#### WHAT TO DO
Output the data below exactly as it is, dropping the pictures from your copy.

#### Dataset entries
....................

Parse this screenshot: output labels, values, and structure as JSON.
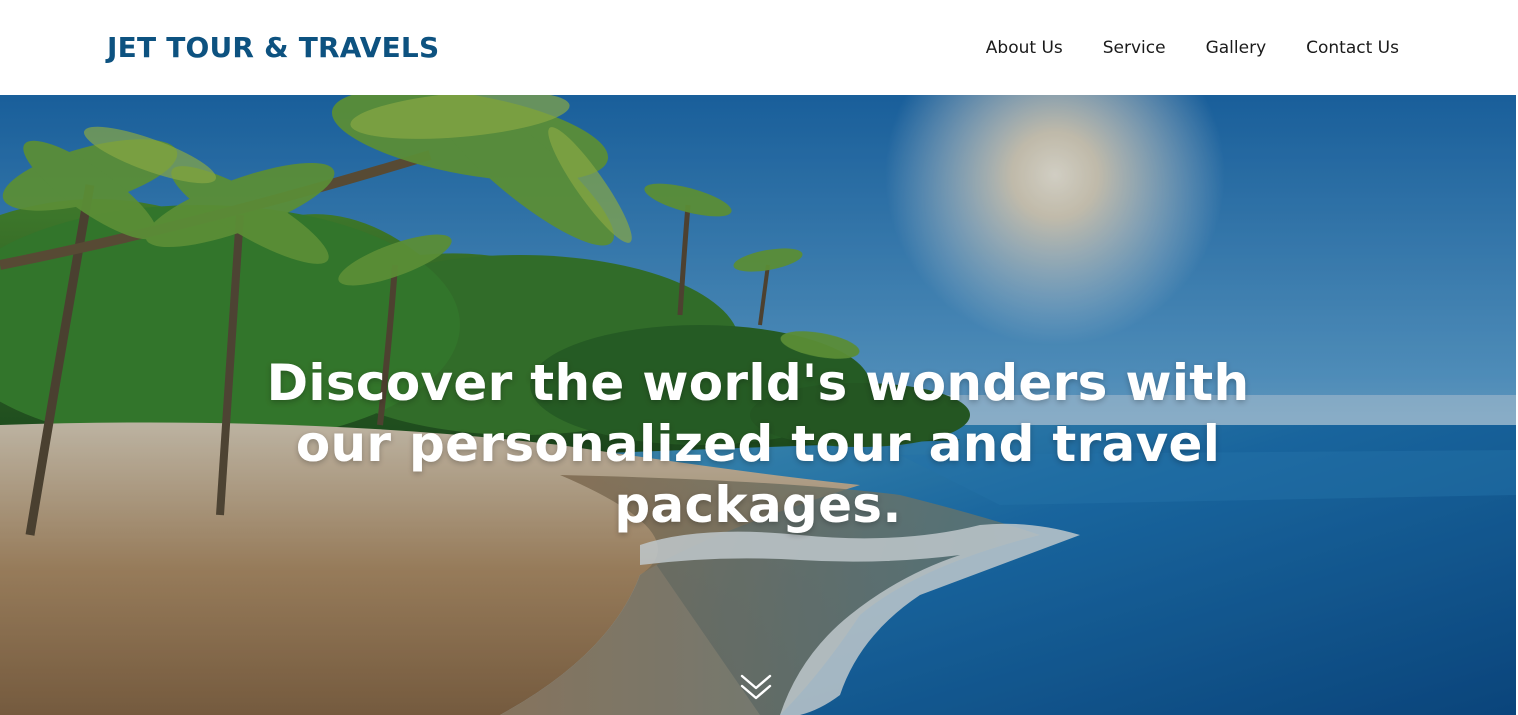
{
  "brand": {
    "name": "JET TOUR & TRAVELS",
    "color": "#0d5280"
  },
  "nav": {
    "items": [
      {
        "label": "About Us"
      },
      {
        "label": "Service"
      },
      {
        "label": "Gallery"
      },
      {
        "label": "Contact Us"
      }
    ]
  },
  "hero": {
    "headline": "Discover the world's wonders with our personalized tour and travel packages.",
    "background_image": "tropical-beach-palm-trees",
    "scroll_icon": "double-chevron-down-icon"
  }
}
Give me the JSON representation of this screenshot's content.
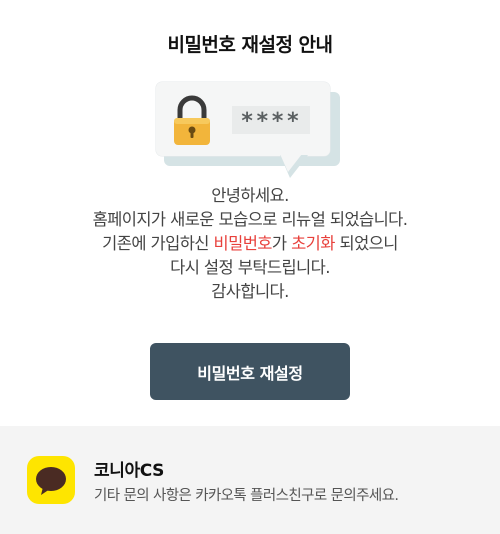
{
  "header": {
    "title": "비밀번호 재설정 안내"
  },
  "illustration": {
    "masked_password": "****",
    "accent": "#f2b53b"
  },
  "message": {
    "line1": "안녕하세요.",
    "line2": "홈페이지가 새로운 모습으로 리뉴얼 되었습니다.",
    "line3_pre": "기존에 가입하신 ",
    "line3_hl1": "비밀번호",
    "line3_mid": "가 ",
    "line3_hl2": "초기화",
    "line3_post": " 되었으니",
    "line4": "다시 설정 부탁드립니다.",
    "line5": "감사합니다.",
    "highlight_color": "#e8413c"
  },
  "actions": {
    "reset_label": "비밀번호 재설정",
    "button_color": "#3f5361"
  },
  "footer": {
    "name": "코니아CS",
    "description": "기타 문의 사항은 카카오톡 플러스친구로 문의주세요.",
    "icon": "kakao-talk-icon",
    "icon_color": "#fee500"
  }
}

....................

#### ANSWER SECTION
Parse this screenshot: output labels, values, and structure as JSON.
{
  "brand": {
    "name": "JET TOUR & TRAVELS",
    "color": "#0d5280"
  },
  "nav": {
    "items": [
      {
        "label": "About Us"
      },
      {
        "label": "Service"
      },
      {
        "label": "Gallery"
      },
      {
        "label": "Contact Us"
      }
    ]
  },
  "hero": {
    "headline": "Discover the world's wonders with our personalized tour and travel packages.",
    "background_image": "tropical-beach-palm-trees",
    "scroll_icon": "double-chevron-down-icon"
  }
}
Give me the JSON representation of this screenshot's content.
{
  "header": {
    "title": "비밀번호 재설정 안내"
  },
  "illustration": {
    "masked_password": "****",
    "accent": "#f2b53b"
  },
  "message": {
    "line1": "안녕하세요.",
    "line2": "홈페이지가 새로운 모습으로 리뉴얼 되었습니다.",
    "line3_pre": "기존에 가입하신 ",
    "line3_hl1": "비밀번호",
    "line3_mid": "가 ",
    "line3_hl2": "초기화",
    "line3_post": " 되었으니",
    "line4": "다시 설정 부탁드립니다.",
    "line5": "감사합니다.",
    "highlight_color": "#e8413c"
  },
  "actions": {
    "reset_label": "비밀번호 재설정",
    "button_color": "#3f5361"
  },
  "footer": {
    "name": "코니아CS",
    "description": "기타 문의 사항은 카카오톡 플러스친구로 문의주세요.",
    "icon": "kakao-talk-icon",
    "icon_color": "#fee500"
  }
}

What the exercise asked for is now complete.